-- Exercise description --
Write every entry out again, exactly as given.

-- Data records for software interfaces --
☆ ☆ ☆ ☆ ☆ ☆ ☆
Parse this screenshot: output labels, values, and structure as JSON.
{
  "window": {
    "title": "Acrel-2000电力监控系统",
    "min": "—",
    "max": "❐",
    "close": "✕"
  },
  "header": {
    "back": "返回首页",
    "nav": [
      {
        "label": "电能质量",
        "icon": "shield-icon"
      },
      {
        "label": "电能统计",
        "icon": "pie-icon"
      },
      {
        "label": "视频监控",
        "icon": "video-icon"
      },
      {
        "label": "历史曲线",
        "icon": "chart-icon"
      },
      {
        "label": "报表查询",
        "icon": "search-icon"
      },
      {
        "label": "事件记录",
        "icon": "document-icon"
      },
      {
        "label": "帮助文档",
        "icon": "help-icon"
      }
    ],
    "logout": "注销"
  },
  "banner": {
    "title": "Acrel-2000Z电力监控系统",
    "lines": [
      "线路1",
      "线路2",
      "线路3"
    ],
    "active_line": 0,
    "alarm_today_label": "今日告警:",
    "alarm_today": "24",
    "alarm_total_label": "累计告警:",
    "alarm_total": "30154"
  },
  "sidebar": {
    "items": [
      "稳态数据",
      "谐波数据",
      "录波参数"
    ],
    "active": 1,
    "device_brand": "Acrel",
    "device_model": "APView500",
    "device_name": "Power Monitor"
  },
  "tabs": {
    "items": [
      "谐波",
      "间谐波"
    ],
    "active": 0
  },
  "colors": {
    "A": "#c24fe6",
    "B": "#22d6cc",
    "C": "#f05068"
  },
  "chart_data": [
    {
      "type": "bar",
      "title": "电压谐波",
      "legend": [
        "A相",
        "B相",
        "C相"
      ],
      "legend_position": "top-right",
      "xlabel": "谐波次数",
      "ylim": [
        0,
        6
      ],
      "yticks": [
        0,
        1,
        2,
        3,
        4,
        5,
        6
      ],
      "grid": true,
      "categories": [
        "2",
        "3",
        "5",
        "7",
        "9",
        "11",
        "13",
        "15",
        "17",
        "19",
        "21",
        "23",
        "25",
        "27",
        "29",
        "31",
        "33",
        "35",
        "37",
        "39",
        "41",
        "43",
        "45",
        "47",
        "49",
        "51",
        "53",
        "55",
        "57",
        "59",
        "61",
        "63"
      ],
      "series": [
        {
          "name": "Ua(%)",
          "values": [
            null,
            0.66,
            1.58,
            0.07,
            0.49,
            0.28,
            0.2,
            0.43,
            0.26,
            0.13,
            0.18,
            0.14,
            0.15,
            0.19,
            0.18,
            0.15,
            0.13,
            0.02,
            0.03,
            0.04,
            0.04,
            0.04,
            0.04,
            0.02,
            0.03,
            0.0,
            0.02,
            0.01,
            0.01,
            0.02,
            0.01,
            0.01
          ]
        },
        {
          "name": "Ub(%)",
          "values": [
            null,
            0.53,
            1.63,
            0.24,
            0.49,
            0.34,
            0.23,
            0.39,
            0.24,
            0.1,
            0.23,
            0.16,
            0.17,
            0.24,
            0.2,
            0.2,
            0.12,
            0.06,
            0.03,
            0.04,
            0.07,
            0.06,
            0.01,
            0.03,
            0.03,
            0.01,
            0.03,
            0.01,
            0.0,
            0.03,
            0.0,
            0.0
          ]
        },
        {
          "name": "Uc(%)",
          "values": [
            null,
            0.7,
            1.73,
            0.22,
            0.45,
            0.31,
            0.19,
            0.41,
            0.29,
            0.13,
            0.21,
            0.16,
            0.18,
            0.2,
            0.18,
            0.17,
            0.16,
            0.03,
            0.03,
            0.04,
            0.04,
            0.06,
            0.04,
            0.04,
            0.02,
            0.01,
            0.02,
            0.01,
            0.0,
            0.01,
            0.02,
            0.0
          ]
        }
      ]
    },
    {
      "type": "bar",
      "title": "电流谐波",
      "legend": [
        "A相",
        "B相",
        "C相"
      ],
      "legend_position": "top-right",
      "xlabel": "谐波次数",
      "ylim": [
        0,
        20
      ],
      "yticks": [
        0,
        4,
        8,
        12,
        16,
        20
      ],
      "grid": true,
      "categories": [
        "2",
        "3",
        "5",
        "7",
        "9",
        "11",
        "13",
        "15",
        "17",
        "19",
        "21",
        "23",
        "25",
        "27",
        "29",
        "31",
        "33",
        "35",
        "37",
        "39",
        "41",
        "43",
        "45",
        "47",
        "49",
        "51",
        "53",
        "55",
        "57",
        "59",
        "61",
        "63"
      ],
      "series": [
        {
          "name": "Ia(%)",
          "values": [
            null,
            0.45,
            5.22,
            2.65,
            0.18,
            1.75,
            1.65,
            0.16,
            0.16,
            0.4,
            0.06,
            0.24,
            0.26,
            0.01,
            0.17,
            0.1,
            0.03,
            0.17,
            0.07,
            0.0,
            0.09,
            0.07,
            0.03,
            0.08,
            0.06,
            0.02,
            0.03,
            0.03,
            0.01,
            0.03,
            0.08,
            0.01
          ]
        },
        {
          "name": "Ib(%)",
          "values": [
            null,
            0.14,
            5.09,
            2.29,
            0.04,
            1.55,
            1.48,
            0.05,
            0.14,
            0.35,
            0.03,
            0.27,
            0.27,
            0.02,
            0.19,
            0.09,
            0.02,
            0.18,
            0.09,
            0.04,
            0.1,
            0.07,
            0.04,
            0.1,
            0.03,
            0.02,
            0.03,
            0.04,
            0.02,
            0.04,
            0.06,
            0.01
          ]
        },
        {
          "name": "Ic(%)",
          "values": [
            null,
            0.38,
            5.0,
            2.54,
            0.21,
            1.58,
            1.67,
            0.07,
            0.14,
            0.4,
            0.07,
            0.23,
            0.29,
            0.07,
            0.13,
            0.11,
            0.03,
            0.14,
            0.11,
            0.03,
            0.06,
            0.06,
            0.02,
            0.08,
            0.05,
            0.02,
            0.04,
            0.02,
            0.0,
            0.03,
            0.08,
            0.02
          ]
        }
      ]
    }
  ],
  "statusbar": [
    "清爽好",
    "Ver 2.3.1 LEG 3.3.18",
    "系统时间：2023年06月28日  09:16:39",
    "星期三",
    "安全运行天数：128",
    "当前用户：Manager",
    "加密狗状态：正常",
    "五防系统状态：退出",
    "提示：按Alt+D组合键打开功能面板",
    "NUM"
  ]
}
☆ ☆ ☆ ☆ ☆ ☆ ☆
-- Response below --
Parse this screenshot: output labels, values, and structure as JSON.
{
  "window": {
    "title": "Acrel-2000电力监控系统",
    "min": "—",
    "max": "❐",
    "close": "✕"
  },
  "header": {
    "back": "返回首页",
    "nav": [
      {
        "label": "电能质量",
        "icon": "shield-icon"
      },
      {
        "label": "电能统计",
        "icon": "pie-icon"
      },
      {
        "label": "视频监控",
        "icon": "video-icon"
      },
      {
        "label": "历史曲线",
        "icon": "chart-icon"
      },
      {
        "label": "报表查询",
        "icon": "search-icon"
      },
      {
        "label": "事件记录",
        "icon": "document-icon"
      },
      {
        "label": "帮助文档",
        "icon": "help-icon"
      }
    ],
    "logout": "注销"
  },
  "banner": {
    "title": "Acrel-2000Z电力监控系统",
    "lines": [
      "线路1",
      "线路2",
      "线路3"
    ],
    "active_line": 0,
    "alarm_today_label": "今日告警:",
    "alarm_today": "24",
    "alarm_total_label": "累计告警:",
    "alarm_total": "30154"
  },
  "sidebar": {
    "items": [
      "稳态数据",
      "谐波数据",
      "录波参数"
    ],
    "active": 1,
    "device_brand": "Acrel",
    "device_model": "APView500",
    "device_name": "Power Monitor"
  },
  "tabs": {
    "items": [
      "谐波",
      "间谐波"
    ],
    "active": 0
  },
  "colors": {
    "A": "#c24fe6",
    "B": "#22d6cc",
    "C": "#f05068"
  },
  "chart_data": [
    {
      "type": "bar",
      "title": "电压谐波",
      "legend": [
        "A相",
        "B相",
        "C相"
      ],
      "legend_position": "top-right",
      "xlabel": "谐波次数",
      "ylim": [
        0,
        6
      ],
      "yticks": [
        0,
        1,
        2,
        3,
        4,
        5,
        6
      ],
      "grid": true,
      "categories": [
        "2",
        "3",
        "5",
        "7",
        "9",
        "11",
        "13",
        "15",
        "17",
        "19",
        "21",
        "23",
        "25",
        "27",
        "29",
        "31",
        "33",
        "35",
        "37",
        "39",
        "41",
        "43",
        "45",
        "47",
        "49",
        "51",
        "53",
        "55",
        "57",
        "59",
        "61",
        "63"
      ],
      "series": [
        {
          "name": "Ua(%)",
          "values": [
            null,
            0.66,
            1.58,
            0.07,
            0.49,
            0.28,
            0.2,
            0.43,
            0.26,
            0.13,
            0.18,
            0.14,
            0.15,
            0.19,
            0.18,
            0.15,
            0.13,
            0.02,
            0.03,
            0.04,
            0.04,
            0.04,
            0.04,
            0.02,
            0.03,
            0.0,
            0.02,
            0.01,
            0.01,
            0.02,
            0.01,
            0.01
          ]
        },
        {
          "name": "Ub(%)",
          "values": [
            null,
            0.53,
            1.63,
            0.24,
            0.49,
            0.34,
            0.23,
            0.39,
            0.24,
            0.1,
            0.23,
            0.16,
            0.17,
            0.24,
            0.2,
            0.2,
            0.12,
            0.06,
            0.03,
            0.04,
            0.07,
            0.06,
            0.01,
            0.03,
            0.03,
            0.01,
            0.03,
            0.01,
            0.0,
            0.03,
            0.0,
            0.0
          ]
        },
        {
          "name": "Uc(%)",
          "values": [
            null,
            0.7,
            1.73,
            0.22,
            0.45,
            0.31,
            0.19,
            0.41,
            0.29,
            0.13,
            0.21,
            0.16,
            0.18,
            0.2,
            0.18,
            0.17,
            0.16,
            0.03,
            0.03,
            0.04,
            0.04,
            0.06,
            0.04,
            0.04,
            0.02,
            0.01,
            0.02,
            0.01,
            0.0,
            0.01,
            0.02,
            0.0
          ]
        }
      ]
    },
    {
      "type": "bar",
      "title": "电流谐波",
      "legend": [
        "A相",
        "B相",
        "C相"
      ],
      "legend_position": "top-right",
      "xlabel": "谐波次数",
      "ylim": [
        0,
        20
      ],
      "yticks": [
        0,
        4,
        8,
        12,
        16,
        20
      ],
      "grid": true,
      "categories": [
        "2",
        "3",
        "5",
        "7",
        "9",
        "11",
        "13",
        "15",
        "17",
        "19",
        "21",
        "23",
        "25",
        "27",
        "29",
        "31",
        "33",
        "35",
        "37",
        "39",
        "41",
        "43",
        "45",
        "47",
        "49",
        "51",
        "53",
        "55",
        "57",
        "59",
        "61",
        "63"
      ],
      "series": [
        {
          "name": "Ia(%)",
          "values": [
            null,
            0.45,
            5.22,
            2.65,
            0.18,
            1.75,
            1.65,
            0.16,
            0.16,
            0.4,
            0.06,
            0.24,
            0.26,
            0.01,
            0.17,
            0.1,
            0.03,
            0.17,
            0.07,
            0.0,
            0.09,
            0.07,
            0.03,
            0.08,
            0.06,
            0.02,
            0.03,
            0.03,
            0.01,
            0.03,
            0.08,
            0.01
          ]
        },
        {
          "name": "Ib(%)",
          "values": [
            null,
            0.14,
            5.09,
            2.29,
            0.04,
            1.55,
            1.48,
            0.05,
            0.14,
            0.35,
            0.03,
            0.27,
            0.27,
            0.02,
            0.19,
            0.09,
            0.02,
            0.18,
            0.09,
            0.04,
            0.1,
            0.07,
            0.04,
            0.1,
            0.03,
            0.02,
            0.03,
            0.04,
            0.02,
            0.04,
            0.06,
            0.01
          ]
        },
        {
          "name": "Ic(%)",
          "values": [
            null,
            0.38,
            5.0,
            2.54,
            0.21,
            1.58,
            1.67,
            0.07,
            0.14,
            0.4,
            0.07,
            0.23,
            0.29,
            0.07,
            0.13,
            0.11,
            0.03,
            0.14,
            0.11,
            0.03,
            0.06,
            0.06,
            0.02,
            0.08,
            0.05,
            0.02,
            0.04,
            0.02,
            0.0,
            0.03,
            0.08,
            0.02
          ]
        }
      ]
    }
  ],
  "statusbar": [
    "清爽好",
    "Ver 2.3.1 LEG 3.3.18",
    "系统时间：2023年06月28日  09:16:39",
    "星期三",
    "安全运行天数：128",
    "当前用户：Manager",
    "加密狗状态：正常",
    "五防系统状态：退出",
    "提示：按Alt+D组合键打开功能面板",
    "NUM"
  ]
}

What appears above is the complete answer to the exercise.